§ ASSIGNMENT:
An exact restatement of the records below is expected.

§ RECORDS FOR THE TASK:

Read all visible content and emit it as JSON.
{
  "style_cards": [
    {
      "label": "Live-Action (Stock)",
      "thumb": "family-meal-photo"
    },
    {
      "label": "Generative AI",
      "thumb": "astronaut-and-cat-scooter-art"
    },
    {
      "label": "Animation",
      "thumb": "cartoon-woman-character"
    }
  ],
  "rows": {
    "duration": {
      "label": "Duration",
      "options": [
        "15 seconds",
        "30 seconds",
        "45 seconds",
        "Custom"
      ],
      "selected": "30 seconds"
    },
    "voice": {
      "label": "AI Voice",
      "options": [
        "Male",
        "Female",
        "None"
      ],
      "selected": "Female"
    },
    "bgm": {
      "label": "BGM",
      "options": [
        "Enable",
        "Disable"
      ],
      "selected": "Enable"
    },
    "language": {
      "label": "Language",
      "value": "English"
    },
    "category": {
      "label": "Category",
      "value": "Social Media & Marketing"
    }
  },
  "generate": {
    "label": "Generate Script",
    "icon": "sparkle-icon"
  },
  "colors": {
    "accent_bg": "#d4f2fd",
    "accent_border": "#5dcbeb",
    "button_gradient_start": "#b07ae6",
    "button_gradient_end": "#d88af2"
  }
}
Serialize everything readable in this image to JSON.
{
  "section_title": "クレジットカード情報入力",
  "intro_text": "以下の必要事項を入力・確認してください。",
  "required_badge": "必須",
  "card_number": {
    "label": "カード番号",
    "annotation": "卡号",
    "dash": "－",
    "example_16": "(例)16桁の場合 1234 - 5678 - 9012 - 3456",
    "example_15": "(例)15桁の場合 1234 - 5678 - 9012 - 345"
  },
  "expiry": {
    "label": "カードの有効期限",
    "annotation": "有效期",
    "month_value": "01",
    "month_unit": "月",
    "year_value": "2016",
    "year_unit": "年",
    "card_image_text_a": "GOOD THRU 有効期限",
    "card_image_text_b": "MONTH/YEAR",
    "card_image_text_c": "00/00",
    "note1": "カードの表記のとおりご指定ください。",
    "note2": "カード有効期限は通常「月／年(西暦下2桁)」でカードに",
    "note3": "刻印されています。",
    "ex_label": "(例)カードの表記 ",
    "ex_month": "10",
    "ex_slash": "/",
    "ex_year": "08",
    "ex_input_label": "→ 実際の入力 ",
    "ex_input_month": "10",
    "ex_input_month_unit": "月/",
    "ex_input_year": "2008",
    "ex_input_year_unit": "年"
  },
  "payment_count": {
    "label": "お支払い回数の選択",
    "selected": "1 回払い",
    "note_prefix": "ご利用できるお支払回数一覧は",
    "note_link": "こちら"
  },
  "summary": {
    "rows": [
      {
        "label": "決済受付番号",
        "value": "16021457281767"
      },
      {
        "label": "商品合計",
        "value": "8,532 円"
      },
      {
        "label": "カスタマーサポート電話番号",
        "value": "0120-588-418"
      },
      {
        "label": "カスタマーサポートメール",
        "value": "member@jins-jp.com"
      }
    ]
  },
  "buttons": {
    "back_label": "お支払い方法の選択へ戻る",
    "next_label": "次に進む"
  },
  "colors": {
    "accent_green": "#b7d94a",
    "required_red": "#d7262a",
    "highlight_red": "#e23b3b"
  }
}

§ EXERCISE OUTPUT:
Read all visible content and emit it as JSON.
{
  "style_cards": [
    {
      "label": "Live-Action (Stock)",
      "thumb": "family-meal-photo"
    },
    {
      "label": "Generative AI",
      "thumb": "astronaut-and-cat-scooter-art"
    },
    {
      "label": "Animation",
      "thumb": "cartoon-woman-character"
    }
  ],
  "rows": {
    "duration": {
      "label": "Duration",
      "options": [
        "15 seconds",
        "30 seconds",
        "45 seconds",
        "Custom"
      ],
      "selected": "30 seconds"
    },
    "voice": {
      "label": "AI Voice",
      "options": [
        "Male",
        "Female",
        "None"
      ],
      "selected": "Female"
    },
    "bgm": {
      "label": "BGM",
      "options": [
        "Enable",
        "Disable"
      ],
      "selected": "Enable"
    },
    "language": {
      "label": "Language",
      "value": "English"
    },
    "category": {
      "label": "Category",
      "value": "Social Media & Marketing"
    }
  },
  "generate": {
    "label": "Generate Script",
    "icon": "sparkle-icon"
  },
  "colors": {
    "accent_bg": "#d4f2fd",
    "accent_border": "#5dcbeb",
    "button_gradient_start": "#b07ae6",
    "button_gradient_end": "#d88af2"
  }
}
Serialize everything readable in this image to JSON.
{
  "section_title": "クレジットカード情報入力",
  "intro_text": "以下の必要事項を入力・確認してください。",
  "required_badge": "必須",
  "card_number": {
    "label": "カード番号",
    "annotation": "卡号",
    "dash": "－",
    "example_16": "(例)16桁の場合 1234 - 5678 - 9012 - 3456",
    "example_15": "(例)15桁の場合 1234 - 5678 - 9012 - 345"
  },
  "expiry": {
    "label": "カードの有効期限",
    "annotation": "有效期",
    "month_value": "01",
    "month_unit": "月",
    "year_value": "2016",
    "year_unit": "年",
    "card_image_text_a": "GOOD THRU 有効期限",
    "card_image_text_b": "MONTH/YEAR",
    "card_image_text_c": "00/00",
    "note1": "カードの表記のとおりご指定ください。",
    "note2": "カード有効期限は通常「月／年(西暦下2桁)」でカードに",
    "note3": "刻印されています。",
    "ex_label": "(例)カードの表記 ",
    "ex_month": "10",
    "ex_slash": "/",
    "ex_year": "08",
    "ex_input_label": "→ 実際の入力 ",
    "ex_input_month": "10",
    "ex_input_month_unit": "月/",
    "ex_input_year": "2008",
    "ex_input_year_unit": "年"
  },
  "payment_count": {
    "label": "お支払い回数の選択",
    "selected": "1 回払い",
    "note_prefix": "ご利用できるお支払回数一覧は",
    "note_link": "こちら"
  },
  "summary": {
    "rows": [
      {
        "label": "決済受付番号",
        "value": "16021457281767"
      },
      {
        "label": "商品合計",
        "value": "8,532 円"
      },
      {
        "label": "カスタマーサポート電話番号",
        "value": "0120-588-418"
      },
      {
        "label": "カスタマーサポートメール",
        "value": "member@jins-jp.com"
      }
    ]
  },
  "buttons": {
    "back_label": "お支払い方法の選択へ戻る",
    "next_label": "次に進む"
  },
  "colors": {
    "accent_green": "#b7d94a",
    "required_red": "#d7262a",
    "highlight_red": "#e23b3b"
  }
}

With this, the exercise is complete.